“Spirit of Frank Lloyd Wright”
I wanted to somehow combine a photo of the Guggenheim Museum with the image of architect Frank Lloyd Wright. Nothing was working until I reduced the opacity of the FLW photo, making it more transparent which created a more ghostlike image of him.
This arrangement of roses in a vase on a table at home caught my one day. The perfect lighting made for a wonderful distribution of lights and shadows. The dark background happened automatically.no photoshop work here at all.
“Ad Line, Inc.”
Every once in a while I’ll take a break from taking photographs in Manhattan and I would take a drive into Brooklyn. I really like the arrangement of vertical and horizontal rectangular shapes. This shot would have been far more paint worthy if it had not been an overcast day. A sunny day would have enhanced the colors and would have created a pattern of light and dark shapes making for an even more interesting scene.
Here’s another scene from Brooklyn shot minutes after the photo above. There’s quite a bit of abstraction going on in this photograph. Between the red paint on the bricks, the door with the blotch of white paint and layers of old posters along with a little graffiti thrown in for good measure.
“View of the Brooklyn Bridge”
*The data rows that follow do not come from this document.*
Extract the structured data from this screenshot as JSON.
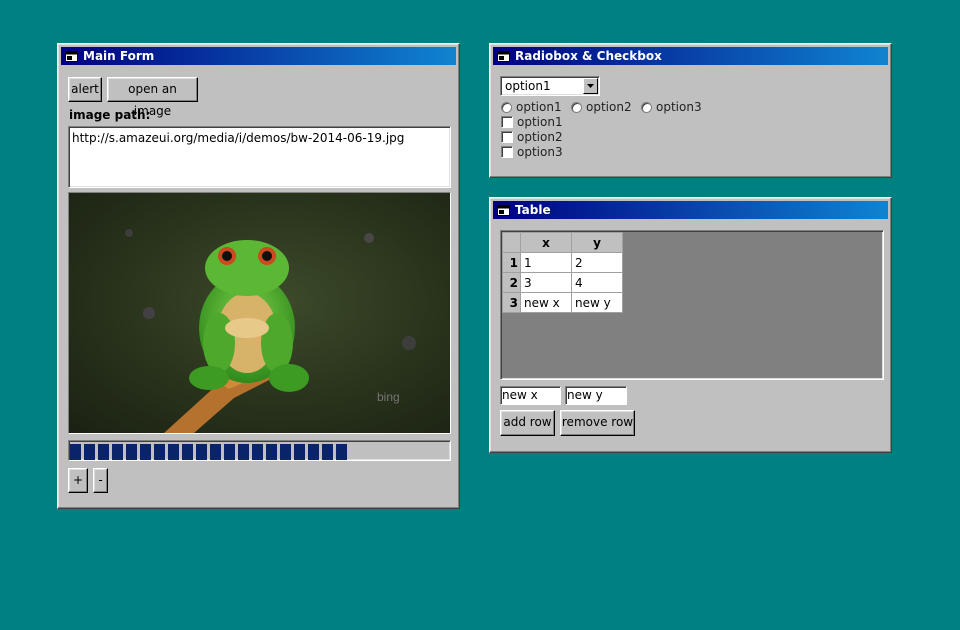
{
  "main_form": {
    "title": "Main Form",
    "alert_label": "alert",
    "open_image_label": "open an image",
    "image_path_label": "image path:",
    "image_path_value": "http://s.amazeui.org/media/i/demos/bw-2014-06-19.jpg",
    "image_watermark": "bing",
    "progress_percent": 75,
    "plus_label": "+",
    "minus_label": "-"
  },
  "radio_form": {
    "title": "Radiobox & Checkbox",
    "select_value": "option1",
    "radios": [
      "option1",
      "option2",
      "option3"
    ],
    "checkboxes": [
      "option1",
      "option2",
      "option3"
    ]
  },
  "table_form": {
    "title": "Table",
    "columns": [
      "x",
      "y"
    ],
    "rows": [
      {
        "num": "1",
        "x": "1",
        "y": "2"
      },
      {
        "num": "2",
        "x": "3",
        "y": "4"
      },
      {
        "num": "3",
        "x": "new x",
        "y": "new y"
      }
    ],
    "input_x_value": "new x",
    "input_y_value": "new y",
    "add_row_label": "add row",
    "remove_row_label": "remove row"
  },
  "colors": {
    "desktop": "#008080",
    "title_start": "#000080",
    "title_end": "#1084d0",
    "progress": "#0a246a"
  }
}
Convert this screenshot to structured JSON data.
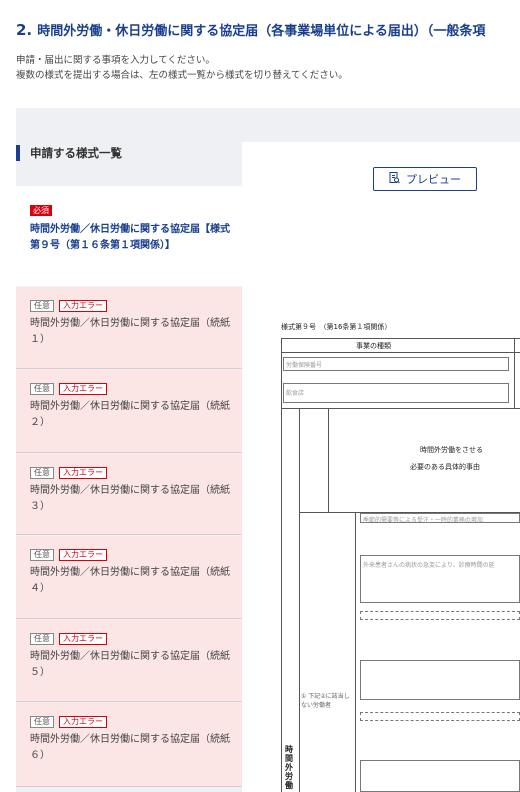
{
  "header": {
    "number": "2.",
    "title": "時間外労働・休日労働に関する協定届（各事業場単位による届出）（一般条項",
    "desc_line1": "申請・届出に関する事項を入力してください。",
    "desc_line2": "複数の様式を提出する場合は、左の様式一覧から様式を切り替えてください。"
  },
  "sidebar": {
    "title": "申請する様式一覧",
    "items": [
      {
        "tags": [
          "必須"
        ],
        "label": "時間外労働／休日労働に関する協定届【様式第９号（第１６条第１項関係）】",
        "state": "active"
      },
      {
        "tags": [
          "任意",
          "入力エラー"
        ],
        "label": "時間外労働／休日労働に関する協定届（続紙１）",
        "state": "error"
      },
      {
        "tags": [
          "任意",
          "入力エラー"
        ],
        "label": "時間外労働／休日労働に関する協定届（続紙２）",
        "state": "error"
      },
      {
        "tags": [
          "任意",
          "入力エラー"
        ],
        "label": "時間外労働／休日労働に関する協定届（続紙３）",
        "state": "error"
      },
      {
        "tags": [
          "任意",
          "入力エラー"
        ],
        "label": "時間外労働／休日労働に関する協定届（続紙４）",
        "state": "error"
      },
      {
        "tags": [
          "任意",
          "入力エラー"
        ],
        "label": "時間外労働／休日労働に関する協定届（続紙５）",
        "state": "error"
      },
      {
        "tags": [
          "任意",
          "入力エラー"
        ],
        "label": "時間外労働／休日労働に関する協定届（続紙６）",
        "state": "error"
      }
    ]
  },
  "preview": {
    "label": "プレビュー",
    "icon": "preview-icon"
  },
  "form": {
    "form_number": "様式第９号　（第16条第１項関係）",
    "col_business_type": "事業の種類",
    "ph_insurance": "労働保険番号",
    "ph_business": "飲食店",
    "reason_header_1": "時間外労働をさせる",
    "reason_header_2": "必要のある具体的事由",
    "ph_reason1": "季節的需要等による受注・一時的業務の増加",
    "ph_reason2": "外来患者さんの病状の急変により、診療時間の延",
    "worker_note": "① 下記②に該当しない労働者",
    "vertical_label": "時間外労働"
  },
  "colors": {
    "accent": "#1a3f8f",
    "error": "#d9000d",
    "error_bg": "#fbe5e5"
  }
}
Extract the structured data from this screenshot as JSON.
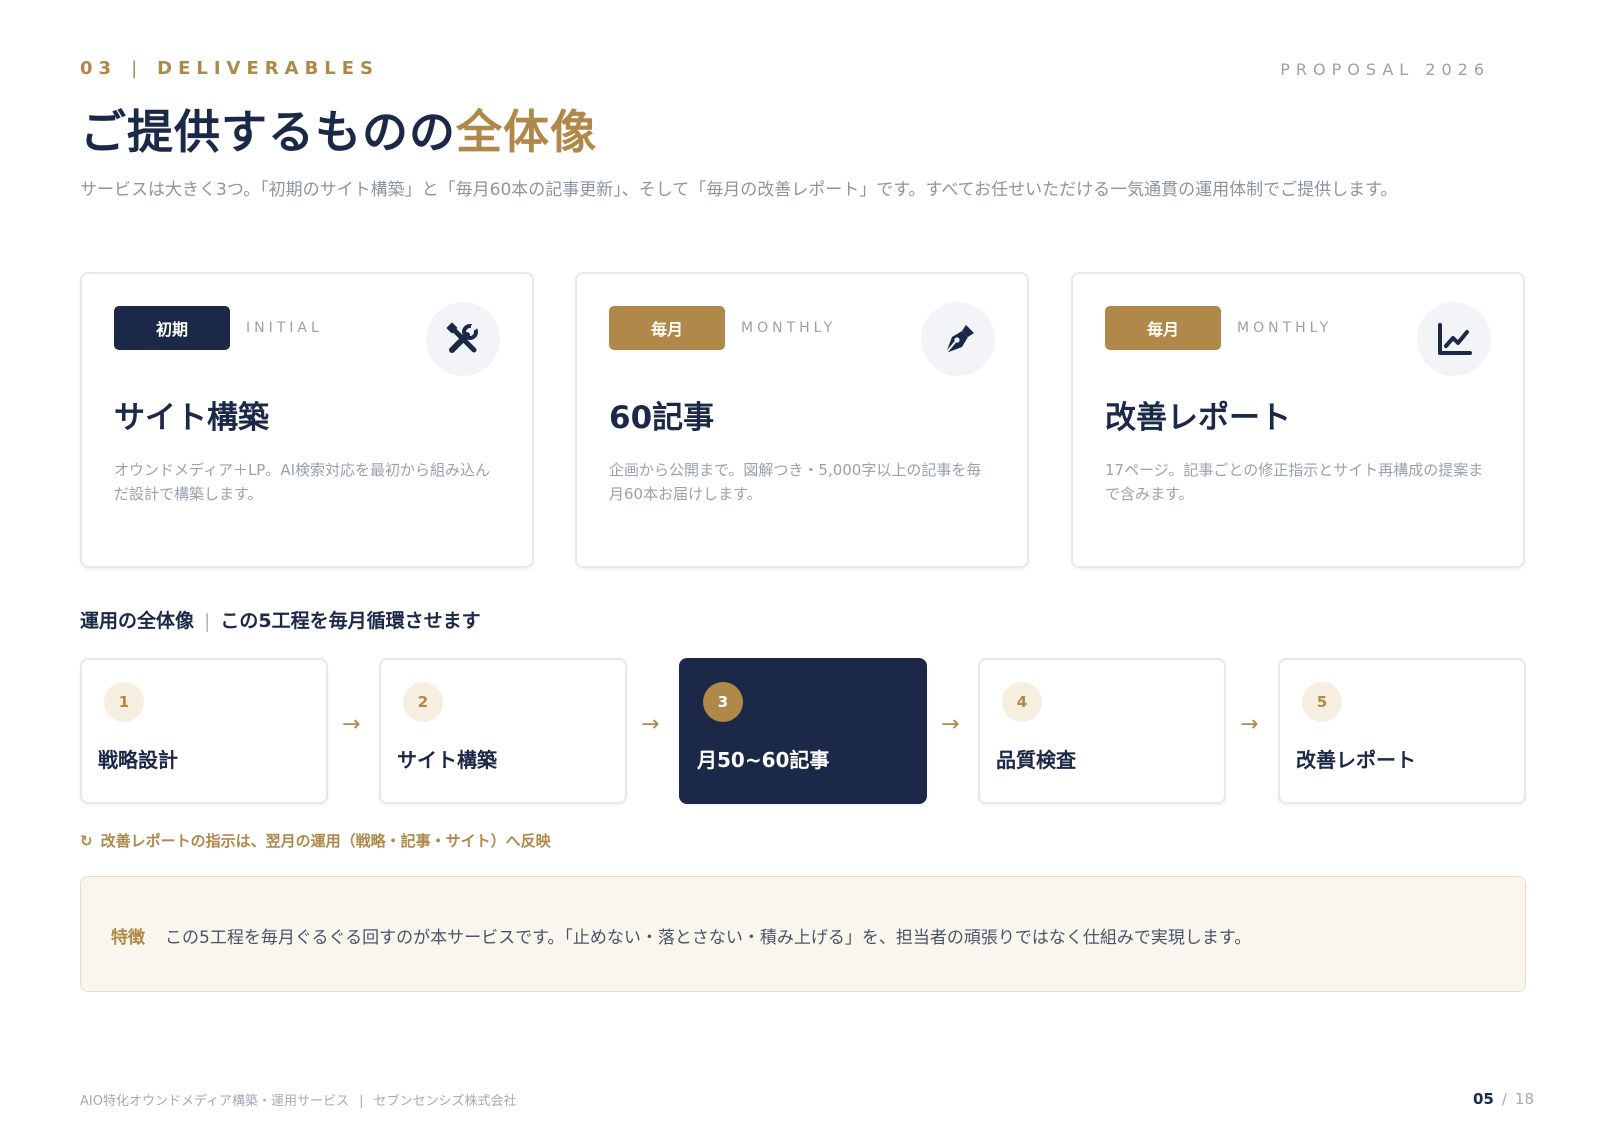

The iconic Brooklyn Bridge sits to the left in the middle ground with a view of buildings in Brooklyn. The base of what I think is the Manhattan Bridge is situated in the foreground and to the right in a near perfect balance.
This shot was taken somewhere in Manhattan. I was drawn to the red, white and blue theme of this scene.
“Standing in Line”
Me trying to get the line moving. The figures are meant to depict the lines for the soup kitchens that sprung up during the Great Depression. The display is in Washington, D.C.
“Morning on the Beach”
This beach is in Atlantic City, NJ down the Jersey shore. The overcast day and soft shapes looks like a ready made watercolor painting.
“The Steel Pier”
The world famous Steel Pier sits to the left in this photo from Atlantic City. The photo above was taken on the same day and on the same beach as the image seen here. The Steel Pier dates back to 1898 for the purpose of entertainment. Used to be a time when someone would ride a horse down to the end the pier and horse and rider together would jump into the ocean. The figure (my wife) standing very close to the right edge of the photo balances the pier and Ferris wheel on the left.
“Stuffed in a Room”
On a trip to Massachusetts one summer, my wife and I stumbled upon this house in the middle of nowhere. Each room had a different display on odd and unusual items. One room in particular had these stuffed animals that made for a rather surreal mix.
This is the same market from my oil painting, “After the Rain.” This photo shows the market at a later date and in sunshine. The awning is in further disrepair as it was in the oil painting. This photo has all the elements I like to have in a reference to paint from.
“American Wing Reflections”
This photo was taken in the American Wing at the Metropolitan Museum of Art. At one time this photo was a serious consideration to use as a reference for a painting. For whatever reason, it didn’t make the cut but I liked the photograph all the same.
“Kinstler and Me”
When I was President of Allied Artists of America (2006-2017) I got to know Raymond Kinstler. Allied used the National Arts Club for a time as an exhibition venue. Ray live in the National Arts Club so I got to see him on a regular basis.
“Dinkins and Me”
My wife and I attended an awards ceremony for the Andrew Goodman foundation in Harlem one year. That is where I met and got to have my picture taken with David Dinkins, former Mayor of New York City.
“Park Avenue Snow”
Leaving work one winter day on Park Avenue in Manhattan, my wife took this shot. She has quite an eye for interesting subject matter. I’ve been wanting to use this photo as the basis for a painting but have yet to do so.
“Late Afternoon, New York City”
Another photo I like very much but probably wouldn’t consider painting. If I were to do it though, I would remove the church steeple as I think it cuts in between the transition of the light on the left with the building in shadow to the right.
“Breakfast for One”
I was out shooting early one morning in Manhattan and came upon this homeless person sitting on a five gallon bucket eating breakfast. The diagonal shadows cut though the scene in a nearly perfect way.
“R & L Restaurant”
Another scene with an interesting arrangement of lights, darks and middle-tones. Featured is one of the few remaining cobblestone streets in Manhattan. They can date back to the 18th century. The ones seen here were more likely laid in the 1900’s.
“The Blue and The Grey”
The lighting in this scene looks like a stage setting more so than a real location.